In a 12-page filing dated March 25, a New Orleans-based attorney representing CNN, the Associated Press, the Wall Street Journal and the Washington Post argued that trial transcripts, evidentiary exhibits and preliminary pleadings associated with the case should now be released, given that Benson’s death was more than two years ago.
Mary Ellen Roy of the Phelps Dunbar law firm contends that the public has a right to the information because Benson’s NFL and NBA teams have received millions of dollars’ worth of taxpayer support in the form of “cash payments, tax breaks and inflated rental payments” as part of a deal tying the Saints to the Mercedes-Benz Superdome through 2025.
Roy also argued there has been a heightened interest in the operations and ownership of the football club after it was revealed over the last year that Saints executives gave public relations advice to the Archdiocese of New Orleans as local Catholic leaders sought to manage a 2018 flare-up of the church’s clergy sex abuse crisis.
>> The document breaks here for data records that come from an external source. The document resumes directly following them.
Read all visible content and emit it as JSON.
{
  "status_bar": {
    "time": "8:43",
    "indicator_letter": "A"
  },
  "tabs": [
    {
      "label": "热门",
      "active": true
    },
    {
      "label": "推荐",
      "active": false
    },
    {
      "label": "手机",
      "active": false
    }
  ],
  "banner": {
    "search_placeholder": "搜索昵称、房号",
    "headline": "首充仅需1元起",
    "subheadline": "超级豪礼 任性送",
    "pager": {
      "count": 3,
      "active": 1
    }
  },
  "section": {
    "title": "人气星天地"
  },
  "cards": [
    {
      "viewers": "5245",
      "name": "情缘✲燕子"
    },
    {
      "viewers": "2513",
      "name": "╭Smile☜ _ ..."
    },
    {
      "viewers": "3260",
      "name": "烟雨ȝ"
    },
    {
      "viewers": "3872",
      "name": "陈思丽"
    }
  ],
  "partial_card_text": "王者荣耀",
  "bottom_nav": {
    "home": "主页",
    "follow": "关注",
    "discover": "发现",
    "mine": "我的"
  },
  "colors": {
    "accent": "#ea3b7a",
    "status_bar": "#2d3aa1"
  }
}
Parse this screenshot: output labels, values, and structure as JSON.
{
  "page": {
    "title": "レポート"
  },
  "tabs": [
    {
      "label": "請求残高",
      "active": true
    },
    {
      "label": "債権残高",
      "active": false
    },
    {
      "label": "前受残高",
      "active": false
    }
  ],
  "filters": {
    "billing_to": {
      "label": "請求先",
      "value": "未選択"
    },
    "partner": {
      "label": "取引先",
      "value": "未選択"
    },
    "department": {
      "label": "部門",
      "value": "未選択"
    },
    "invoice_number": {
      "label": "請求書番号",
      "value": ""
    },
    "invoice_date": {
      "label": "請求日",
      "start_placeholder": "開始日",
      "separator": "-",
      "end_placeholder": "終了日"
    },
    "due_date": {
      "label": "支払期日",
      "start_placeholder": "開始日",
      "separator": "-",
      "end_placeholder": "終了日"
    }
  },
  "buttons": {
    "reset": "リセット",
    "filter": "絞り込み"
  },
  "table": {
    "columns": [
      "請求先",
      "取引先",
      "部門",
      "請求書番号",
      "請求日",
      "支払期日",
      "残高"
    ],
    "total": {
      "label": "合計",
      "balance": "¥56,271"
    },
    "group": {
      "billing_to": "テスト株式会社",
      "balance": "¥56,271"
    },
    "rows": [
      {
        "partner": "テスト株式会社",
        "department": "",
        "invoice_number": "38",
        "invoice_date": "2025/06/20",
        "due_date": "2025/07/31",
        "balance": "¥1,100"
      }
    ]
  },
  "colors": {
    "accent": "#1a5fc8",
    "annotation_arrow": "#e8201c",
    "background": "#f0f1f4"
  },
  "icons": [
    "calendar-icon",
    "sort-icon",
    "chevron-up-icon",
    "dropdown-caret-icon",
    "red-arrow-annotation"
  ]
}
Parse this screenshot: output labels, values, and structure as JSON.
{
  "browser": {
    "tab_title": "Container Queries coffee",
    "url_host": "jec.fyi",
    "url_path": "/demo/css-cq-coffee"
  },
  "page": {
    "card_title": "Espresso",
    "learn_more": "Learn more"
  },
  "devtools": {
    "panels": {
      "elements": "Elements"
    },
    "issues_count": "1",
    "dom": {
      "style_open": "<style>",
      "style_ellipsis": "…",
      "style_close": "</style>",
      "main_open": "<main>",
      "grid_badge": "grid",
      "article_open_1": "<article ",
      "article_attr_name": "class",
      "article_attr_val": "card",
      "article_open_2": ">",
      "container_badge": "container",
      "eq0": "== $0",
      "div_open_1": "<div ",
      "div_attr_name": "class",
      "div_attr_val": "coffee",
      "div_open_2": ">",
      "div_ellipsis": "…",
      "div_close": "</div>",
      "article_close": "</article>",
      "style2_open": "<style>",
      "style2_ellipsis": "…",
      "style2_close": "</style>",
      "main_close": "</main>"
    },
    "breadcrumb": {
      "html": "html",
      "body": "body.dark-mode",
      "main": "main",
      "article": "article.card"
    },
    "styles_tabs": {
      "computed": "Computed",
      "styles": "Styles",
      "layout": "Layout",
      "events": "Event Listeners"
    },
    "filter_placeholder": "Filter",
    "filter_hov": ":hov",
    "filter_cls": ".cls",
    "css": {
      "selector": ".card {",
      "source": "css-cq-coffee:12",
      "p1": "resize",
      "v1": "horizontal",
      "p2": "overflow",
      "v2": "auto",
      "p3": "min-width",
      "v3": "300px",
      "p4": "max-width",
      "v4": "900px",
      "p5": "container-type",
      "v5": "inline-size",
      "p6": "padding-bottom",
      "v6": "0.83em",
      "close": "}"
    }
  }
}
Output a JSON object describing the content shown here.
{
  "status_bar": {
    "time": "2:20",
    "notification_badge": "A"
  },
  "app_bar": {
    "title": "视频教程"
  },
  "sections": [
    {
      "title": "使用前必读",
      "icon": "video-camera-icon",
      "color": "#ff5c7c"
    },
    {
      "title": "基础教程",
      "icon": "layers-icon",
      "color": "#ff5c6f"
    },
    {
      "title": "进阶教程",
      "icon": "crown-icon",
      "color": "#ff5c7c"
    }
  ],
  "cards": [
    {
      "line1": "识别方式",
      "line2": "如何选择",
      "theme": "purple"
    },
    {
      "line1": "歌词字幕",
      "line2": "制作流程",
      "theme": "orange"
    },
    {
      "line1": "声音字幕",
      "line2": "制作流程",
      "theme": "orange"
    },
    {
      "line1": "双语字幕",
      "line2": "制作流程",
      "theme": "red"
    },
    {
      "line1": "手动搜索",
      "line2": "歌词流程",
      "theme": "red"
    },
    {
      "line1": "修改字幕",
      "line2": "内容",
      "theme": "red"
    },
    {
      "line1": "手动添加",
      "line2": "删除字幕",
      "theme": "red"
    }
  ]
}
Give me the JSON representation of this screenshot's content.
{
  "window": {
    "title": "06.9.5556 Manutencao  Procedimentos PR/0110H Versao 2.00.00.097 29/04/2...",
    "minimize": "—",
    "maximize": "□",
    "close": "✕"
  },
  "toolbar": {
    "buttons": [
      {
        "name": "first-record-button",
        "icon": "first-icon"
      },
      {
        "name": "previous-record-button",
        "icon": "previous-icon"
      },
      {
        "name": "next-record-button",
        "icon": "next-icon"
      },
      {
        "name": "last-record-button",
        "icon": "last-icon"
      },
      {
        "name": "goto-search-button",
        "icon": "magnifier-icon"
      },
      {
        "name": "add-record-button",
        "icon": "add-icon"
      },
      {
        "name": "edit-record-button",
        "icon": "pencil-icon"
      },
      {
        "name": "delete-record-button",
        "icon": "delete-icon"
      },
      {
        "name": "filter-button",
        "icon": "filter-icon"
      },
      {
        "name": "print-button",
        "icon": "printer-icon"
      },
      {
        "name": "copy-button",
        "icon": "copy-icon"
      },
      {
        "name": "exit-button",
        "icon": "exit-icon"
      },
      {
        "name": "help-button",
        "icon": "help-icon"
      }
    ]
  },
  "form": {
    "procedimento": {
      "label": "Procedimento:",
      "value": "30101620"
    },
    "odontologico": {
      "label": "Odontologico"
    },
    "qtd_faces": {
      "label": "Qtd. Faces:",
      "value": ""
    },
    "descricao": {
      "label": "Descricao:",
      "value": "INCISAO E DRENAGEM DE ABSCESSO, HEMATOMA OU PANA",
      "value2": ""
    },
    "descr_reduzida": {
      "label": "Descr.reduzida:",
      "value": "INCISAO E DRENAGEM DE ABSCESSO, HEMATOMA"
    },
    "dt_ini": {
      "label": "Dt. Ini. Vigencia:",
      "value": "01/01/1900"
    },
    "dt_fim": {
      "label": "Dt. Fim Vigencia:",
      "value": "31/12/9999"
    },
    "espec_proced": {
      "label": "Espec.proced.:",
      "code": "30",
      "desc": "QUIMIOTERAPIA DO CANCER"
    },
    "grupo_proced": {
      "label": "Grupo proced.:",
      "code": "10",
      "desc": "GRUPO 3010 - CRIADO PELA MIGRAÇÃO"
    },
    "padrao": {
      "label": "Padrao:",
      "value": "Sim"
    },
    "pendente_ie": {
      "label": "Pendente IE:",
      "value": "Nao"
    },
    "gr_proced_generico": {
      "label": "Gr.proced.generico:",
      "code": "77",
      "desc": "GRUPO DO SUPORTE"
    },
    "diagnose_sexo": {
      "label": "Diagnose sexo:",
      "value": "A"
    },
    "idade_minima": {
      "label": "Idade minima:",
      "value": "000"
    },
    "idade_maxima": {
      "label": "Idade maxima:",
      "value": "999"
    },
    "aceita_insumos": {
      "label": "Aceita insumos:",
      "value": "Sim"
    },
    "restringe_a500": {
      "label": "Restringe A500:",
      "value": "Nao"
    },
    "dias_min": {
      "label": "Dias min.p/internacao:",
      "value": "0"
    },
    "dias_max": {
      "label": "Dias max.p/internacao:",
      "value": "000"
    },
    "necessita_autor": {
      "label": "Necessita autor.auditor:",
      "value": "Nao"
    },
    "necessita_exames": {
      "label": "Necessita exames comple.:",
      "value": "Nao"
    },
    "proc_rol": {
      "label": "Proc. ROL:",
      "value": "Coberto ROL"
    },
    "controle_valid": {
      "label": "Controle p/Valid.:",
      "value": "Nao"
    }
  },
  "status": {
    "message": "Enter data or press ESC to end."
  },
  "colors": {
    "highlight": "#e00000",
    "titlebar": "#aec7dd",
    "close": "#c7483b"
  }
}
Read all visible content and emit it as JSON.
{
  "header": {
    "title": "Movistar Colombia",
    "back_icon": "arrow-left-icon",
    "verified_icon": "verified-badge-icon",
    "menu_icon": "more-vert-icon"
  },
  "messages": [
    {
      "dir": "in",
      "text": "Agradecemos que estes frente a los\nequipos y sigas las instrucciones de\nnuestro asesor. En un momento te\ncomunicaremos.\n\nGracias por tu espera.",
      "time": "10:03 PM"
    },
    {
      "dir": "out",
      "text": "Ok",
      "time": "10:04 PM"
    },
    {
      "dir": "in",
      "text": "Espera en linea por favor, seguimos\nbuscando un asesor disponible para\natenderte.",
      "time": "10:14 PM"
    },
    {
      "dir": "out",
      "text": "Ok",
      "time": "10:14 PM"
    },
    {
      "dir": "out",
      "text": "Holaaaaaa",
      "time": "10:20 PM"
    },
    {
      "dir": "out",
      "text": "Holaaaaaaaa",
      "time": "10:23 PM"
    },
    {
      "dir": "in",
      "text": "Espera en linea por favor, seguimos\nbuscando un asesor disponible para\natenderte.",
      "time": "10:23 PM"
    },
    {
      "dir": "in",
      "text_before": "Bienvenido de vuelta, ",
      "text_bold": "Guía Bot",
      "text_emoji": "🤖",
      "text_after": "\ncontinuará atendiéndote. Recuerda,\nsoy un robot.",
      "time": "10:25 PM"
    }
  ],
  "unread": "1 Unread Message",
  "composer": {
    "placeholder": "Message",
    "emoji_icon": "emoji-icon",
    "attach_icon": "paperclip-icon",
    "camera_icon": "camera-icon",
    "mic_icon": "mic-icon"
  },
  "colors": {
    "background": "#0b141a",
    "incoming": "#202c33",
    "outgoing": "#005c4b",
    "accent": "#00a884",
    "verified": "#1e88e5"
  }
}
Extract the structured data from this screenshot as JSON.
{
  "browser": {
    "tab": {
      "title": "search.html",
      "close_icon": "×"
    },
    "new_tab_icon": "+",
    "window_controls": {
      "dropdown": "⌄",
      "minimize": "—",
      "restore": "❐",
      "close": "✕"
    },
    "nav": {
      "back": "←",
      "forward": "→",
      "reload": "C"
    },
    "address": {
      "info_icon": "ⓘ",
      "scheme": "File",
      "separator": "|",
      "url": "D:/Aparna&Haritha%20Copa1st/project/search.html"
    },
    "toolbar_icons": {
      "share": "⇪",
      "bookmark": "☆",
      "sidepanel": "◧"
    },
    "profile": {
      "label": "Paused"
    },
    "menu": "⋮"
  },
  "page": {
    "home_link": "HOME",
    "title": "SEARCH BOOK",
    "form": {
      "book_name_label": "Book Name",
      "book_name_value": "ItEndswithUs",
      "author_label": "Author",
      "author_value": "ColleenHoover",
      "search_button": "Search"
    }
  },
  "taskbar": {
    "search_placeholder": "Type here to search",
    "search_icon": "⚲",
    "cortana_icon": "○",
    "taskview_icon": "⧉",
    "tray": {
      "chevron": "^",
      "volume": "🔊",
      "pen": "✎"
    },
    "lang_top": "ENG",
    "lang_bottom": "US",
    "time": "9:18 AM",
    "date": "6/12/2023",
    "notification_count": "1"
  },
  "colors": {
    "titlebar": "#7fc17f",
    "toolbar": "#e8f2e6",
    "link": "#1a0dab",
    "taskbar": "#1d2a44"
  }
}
Roy is separately representing the AP in its request for the public release of various communications between the archdiocese and Saints that are sealed in one of several pending lawsuits against the archdiocese from alleged clergy-abuse victims.
There has not yet been a ruling on that request.
The Bensons' longtime attorneys have not formally responded to the March 25 filing. A Saints spokesman didn't immediately respond to a request for comment Friday.
It's difficult to predict how Roy will fare in pushing to unseal documents related to the 2015 trial. Judges in Louisiana enjoy considerable deference on orders to seal records when they relate to mental health issues like those at the heart of the lawsuit against Benson.
However, the law also acknowledges a diminished expectation of privacy after death. Roy's filing says her clients understand that specific medical information may need to be redacted in the event of a release.
The lawsuit leveled against Tom Benson by his daughter, Renee LeBlanc, and her children, Ryan and Rita LeBlanc, came after he banished them from his personal life and moved to make Gayle the primary heir to his billion-dollar business empire. He also fired his daughter and grandchildren from jobs they held in his various businesses.
In their lawsuit, Renee, Rita and Ryan — relatives from a prior marriage that came to be known as "the three Rs" throughout the trial — questioned whether Benson was too enfeebled at the time to take such drastic action. After Reese ruled in Benson’s favor, two higher courts left that decision in place.
The complex legal feud that resulted from Benson’s falling out with his relatives didn’t end there. Another lawsuit in federal court involved lucrative but non-voting shares in the Saints and Pelicans. Benson sought to reclaim those shares from trust funds set up for his family members to cut them out even further, but he needed to replace them with assets of equal value.
Benson and trustees representing the LeBlancs settled that case in 2017. The exact terms are confidential, but multiple sources familiar with the deal confirmed that it involves the trust fund containing the controlling ownership of the sports teams — set up in Gayle Benson’s benefit — making intermittent payments to the relatives’ trust funds to buy back the non-voting shares of the sports teams over time.
That buyback has started, the sources said, but it does not appear to have been completed. Notably, state business records still list the trustee of the relatives’ trust funds as an officer of the Saints’ holding company. Those records list Gayle Benson as a manager.
A third court case resulting from the family rift resulted in a settlement under which Benson ceded to the LeBlancs control of yet another family trust fund in Texas which contained car dealerships and a hunting ranch, among other things.
The LeBlancs later sold the car dealerships. Ryan LeBlanc runs the ranch and renamed it after his maternal grandmother, the late Shirley Benson, who was Tom Benson’s first wife.